I haven’t hunted my whole life. It’s actually a pretty recent hobby I’ve taken up. My husband is an outdoorsman and would rather be out on a ranch than almost anywhere else in the world. I am very blessed that I was taught the sport by a man who has strong ethics and the utmost respect for animals and land.

Every hunter is not respectful. Every hunter is not ethical. We all know there are always bad seeds – bad teachers, bad policemen, bad bosses. I’m fortunate I was taught respectful hunting by a respectful hunter.

If you are new to hunting or may be teaching your children or grandkids, here are four tips to keep in mind.

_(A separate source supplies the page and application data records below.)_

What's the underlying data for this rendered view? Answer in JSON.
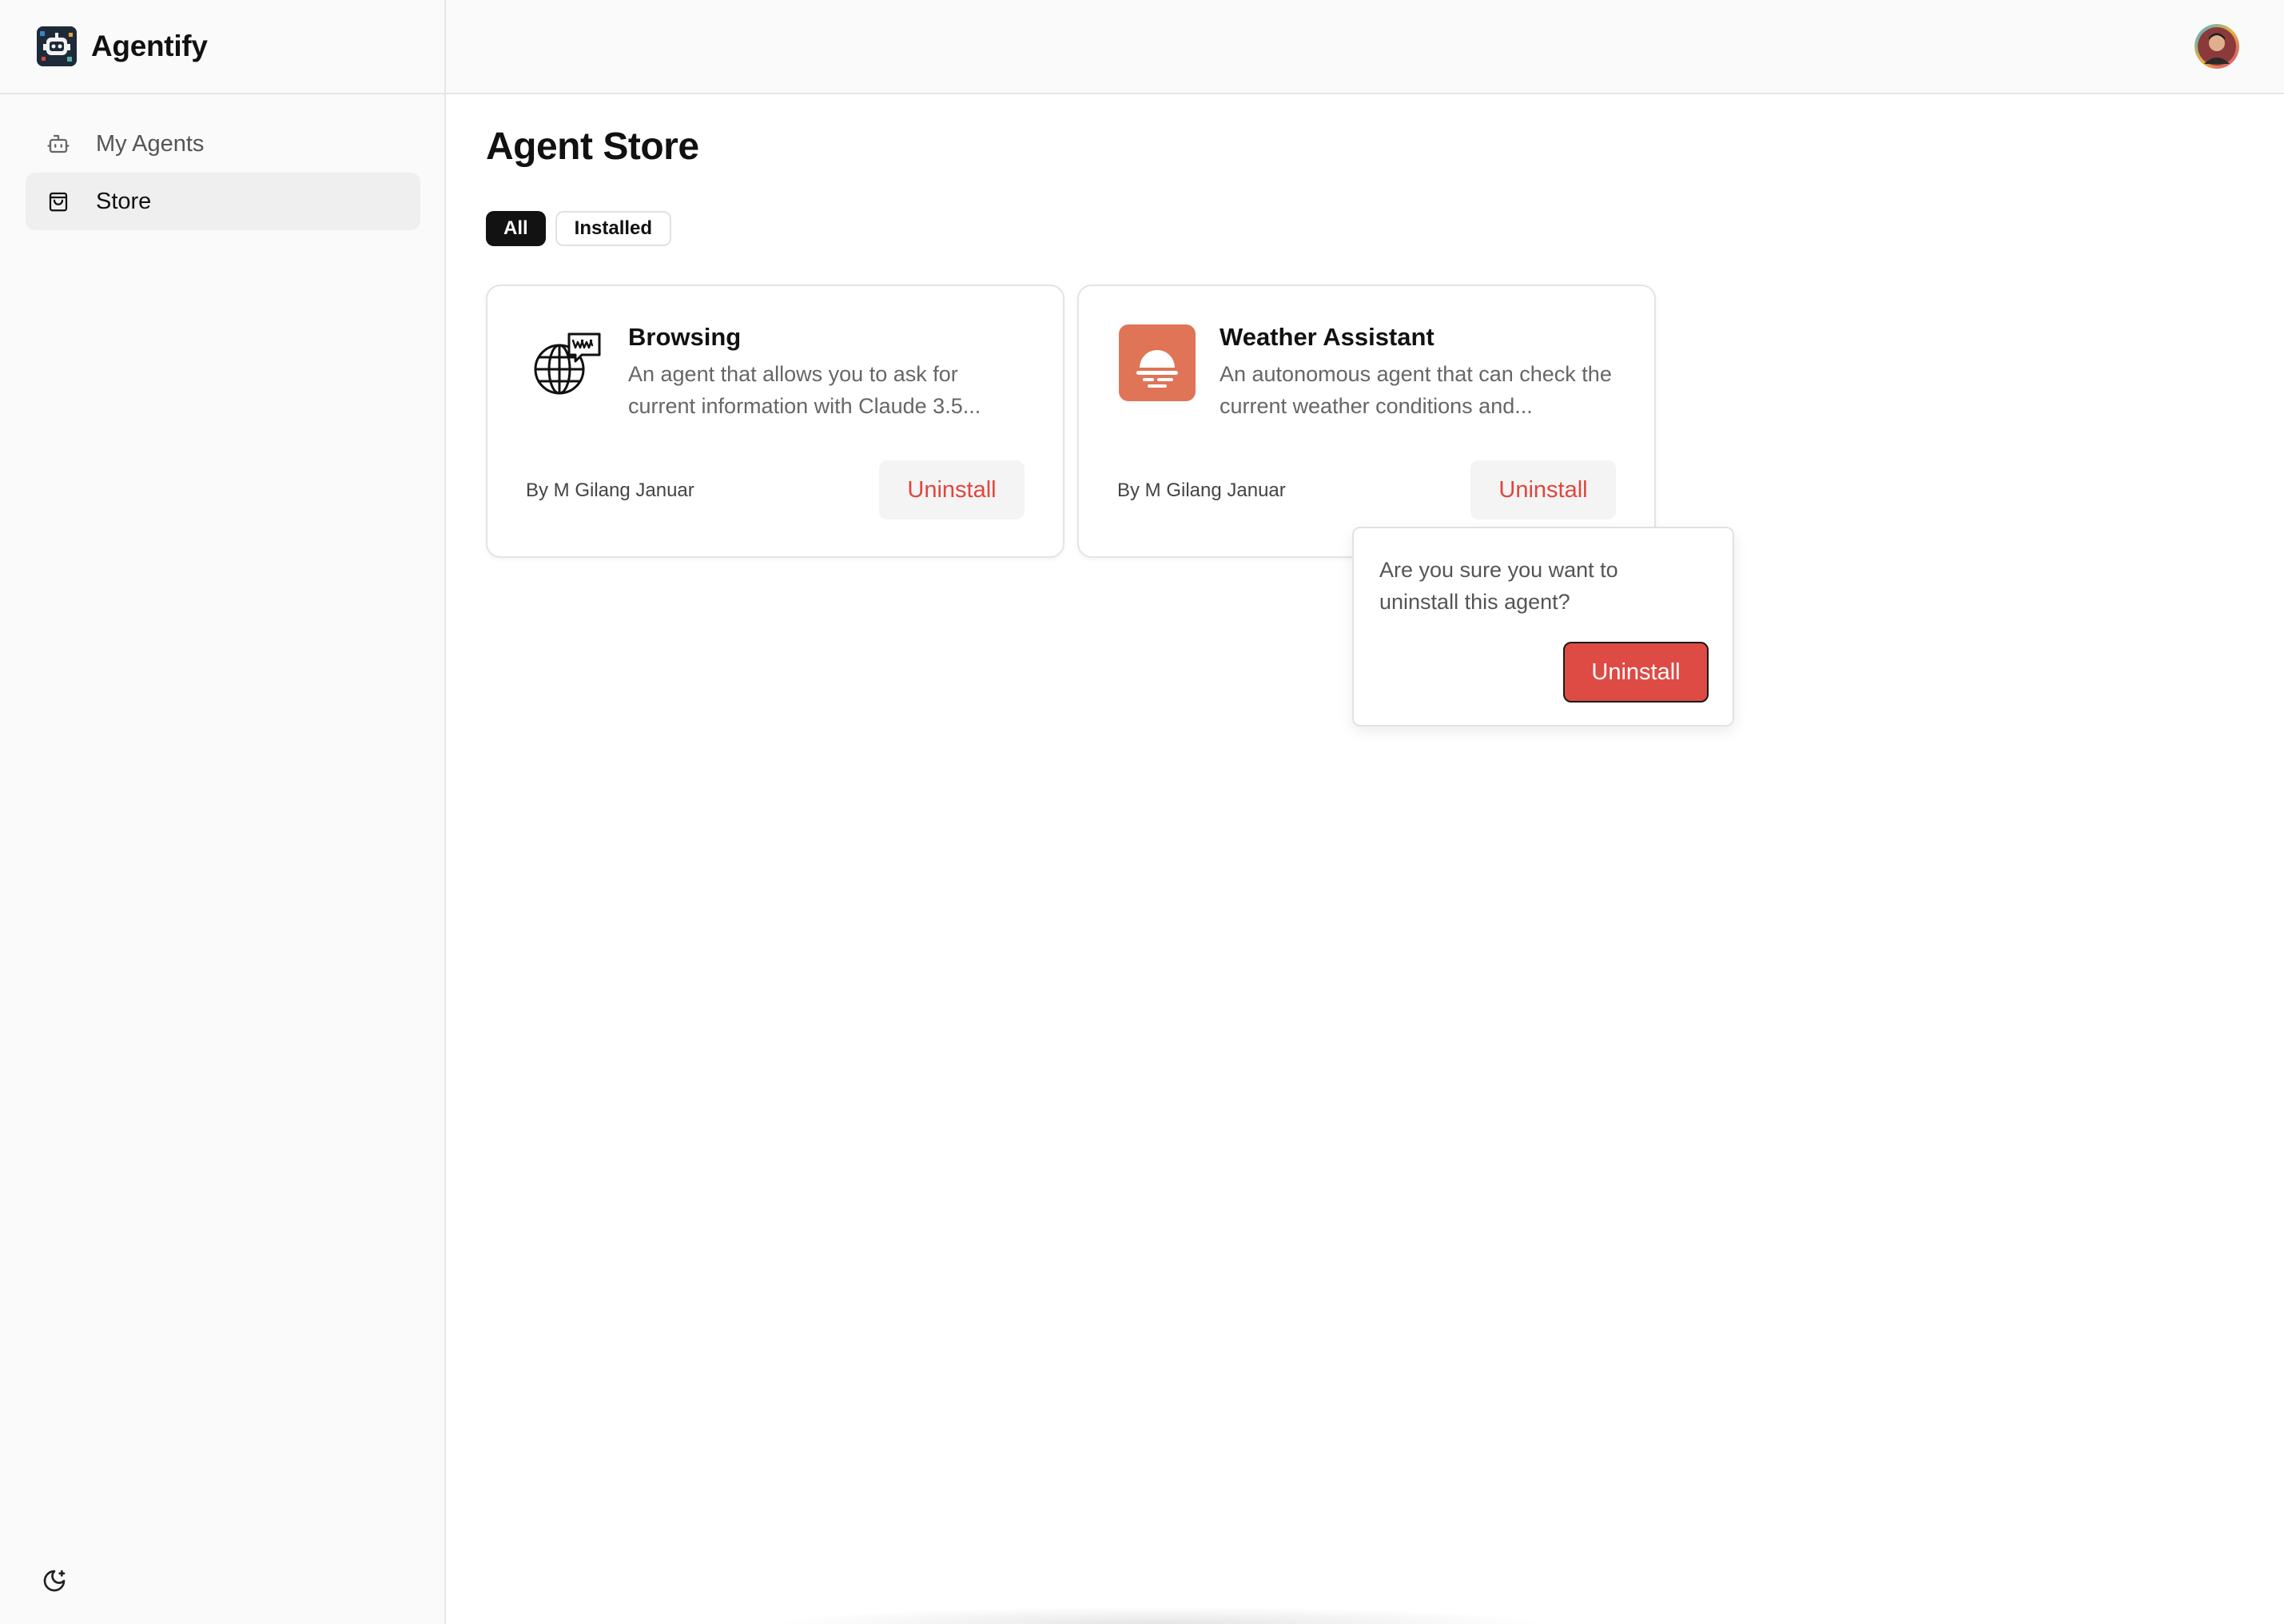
{
  "app": {
    "name": "Agentify"
  },
  "sidebar": {
    "items": [
      {
        "label": "My Agents",
        "icon": "robot-icon",
        "active": false
      },
      {
        "label": "Store",
        "icon": "shopping-bag-icon",
        "active": true
      }
    ],
    "theme_toggle_icon": "moon-icon"
  },
  "header": {
    "avatar": "user-avatar"
  },
  "main": {
    "title": "Agent Store",
    "tabs": [
      {
        "label": "All",
        "active": true
      },
      {
        "label": "Installed",
        "active": false
      }
    ],
    "agents": [
      {
        "name": "Browsing",
        "description": "An agent that allows you to ask for current information with Claude 3.5...",
        "author": "By M Gilang Januar",
        "action": "Uninstall",
        "icon": "globe-chat-icon"
      },
      {
        "name": "Weather Assistant",
        "description": "An autonomous agent that can check the current weather conditions and...",
        "author": "By M Gilang Januar",
        "action": "Uninstall",
        "icon": "sunset-icon"
      }
    ]
  },
  "popover": {
    "message": "Are you sure you want to uninstall this agent?",
    "confirm_label": "Uninstall"
  },
  "colors": {
    "accent_red": "#de4a44",
    "weather_icon_bg": "#e07456",
    "active_tab": "#121212"
  }
}
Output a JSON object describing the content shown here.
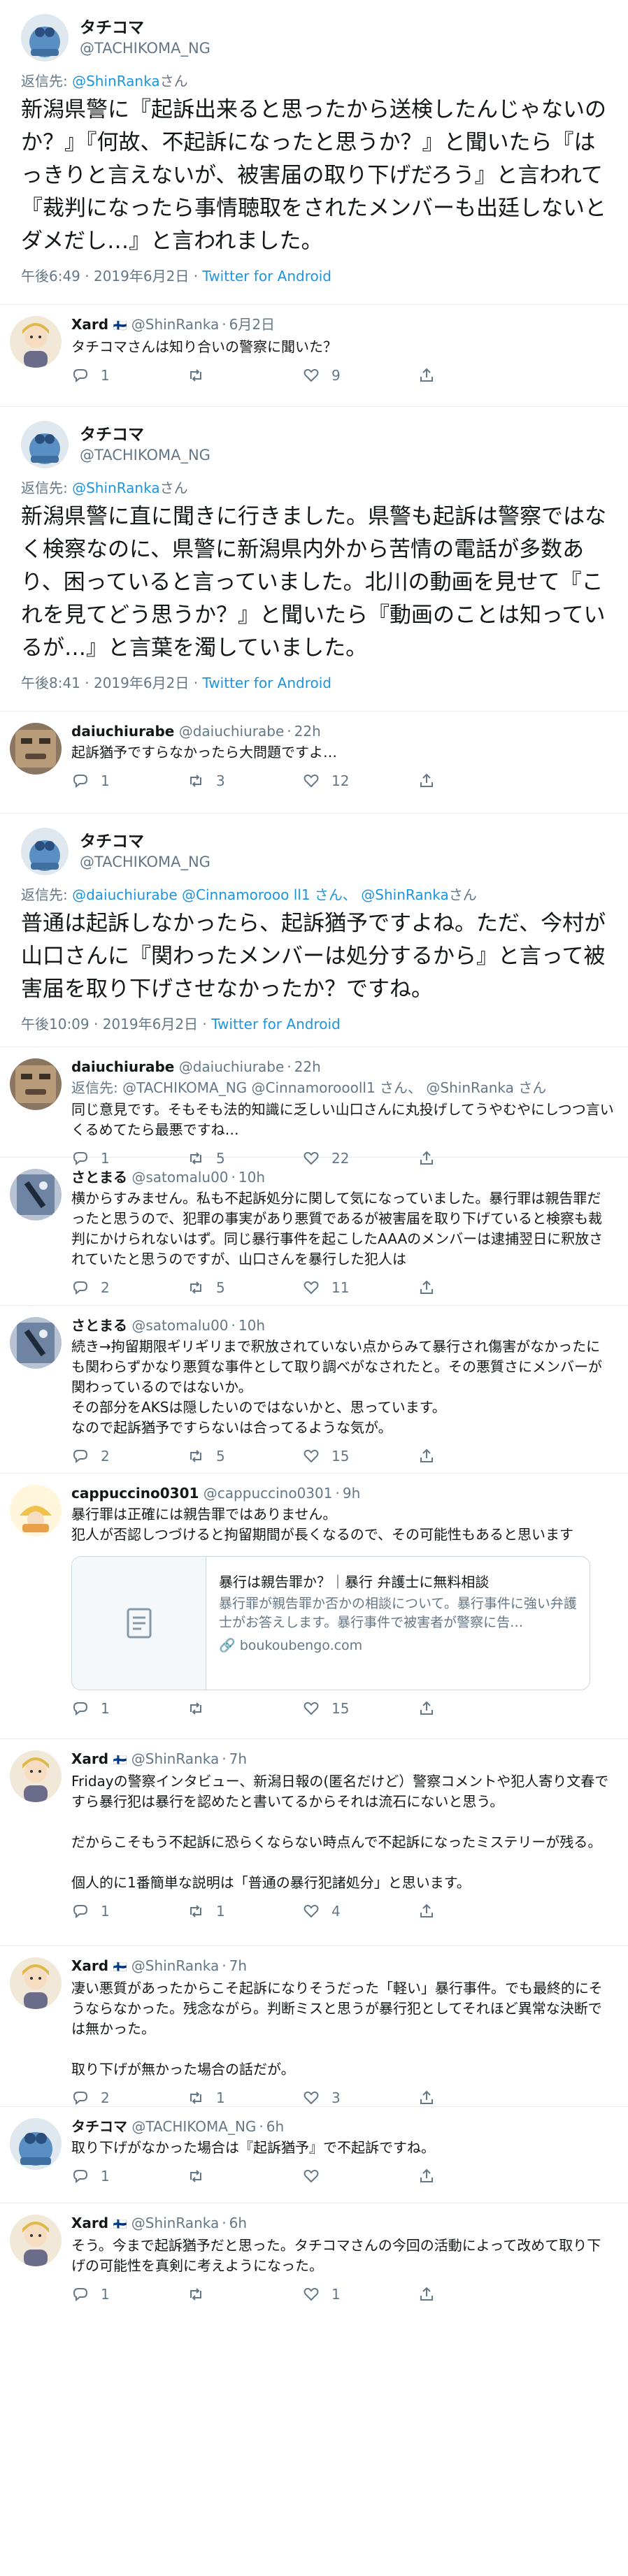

  1. Always take a clean shot. The ultimate goal is to kill an animal with one clean shot. It definitely doesn’t happen every time but taking a bad shot can be traumatic. If you are unsure, skip the shot or wait. If you don’t practice at 400 yards, don’t take a shot at 400 yards. If your gun is zeroed in at 200 yards, a lot of rifles will have a 5-7 inch drop at 300 yards, so some people feel comfortable at that range. But after that, you start walking a thin line of ethical hunting. Also, you should avoid shooting through anything more than a single blade of grass. When you shoot through brush, you run the risk of missing or injuring the animal.
  2. Eat or donate the meat. At least be respectful enough to have the meat processed for either you or another family to enjoy. Call me snobby, but I’ve harvested a few gnarly, old, fat bucks that I personally don’t want to eat. We have a place close to where we hunt that will take the animal (for free), process it and then donate to the poorer families around town. When the freezer is already full, I want the meat to find a good home. Donating meat is hard; there aren’t always locations convenient for drop off. Do your research before harvesting an animal in where you can drop it off post-hunt. There are also usually processing fees to drop-off/donate. It’s worth your time.
  3. Use terms such as harvest and cull. By using these words, you are showing that you understand the reasoning behind certain kills. You cull a deer to selectively remove it from the herd. You harvest an animal because you’ll use the animal parts and meat. A lot of the thinking behind culling in some circles is starting to change. Culling is based on the belief of you being able to clean up the genetics of your herd by removing the less desirable animals. It is impossible to improve genetics of a naturally occurring population, so to speak. Especially in areas where you have to manage population, if you have a good buck to doe ratio, you can focus on culling the less desirable animals in order to have a better opportunity of seeing the animals with more desirable characteristics as they age. In high fenced ranches, you can change genetics by bringing in new bucks etc. Harvesting is killing, let’s be honest. It is the term you should use when talking to non-hunters, kids or new hunters in certain circumstances. With a child or new hunter, you will have to tell them to shoot the deer and tell them the deer will be dead but by using the term harvest, you are telling them you are doing it for food and conservation purposes. Unfortunately, the terms do have to be used around people who don’t agree with what we do.
  4. Leave the land better than how you found it. Pick up trash. Don’t litter. When I had first started hunting, my husband and I had finished a long weekend. We were packed up, worn out and pulling out on the highway when he stopped the truck, got out and walked 50 yards to pick up a plastic bag. As with anything, there are different levels of taking care of the land. A higher level applies to land owners and managers. If you inherit or start off with land in bad shape, you can take steps to improve the property on behalf of the wildlife. Significant ways to do this prescribed burning and grubbing. There are tons of less expensive yet beneficial ways to manage a property that will help the wildlife. Always do your research.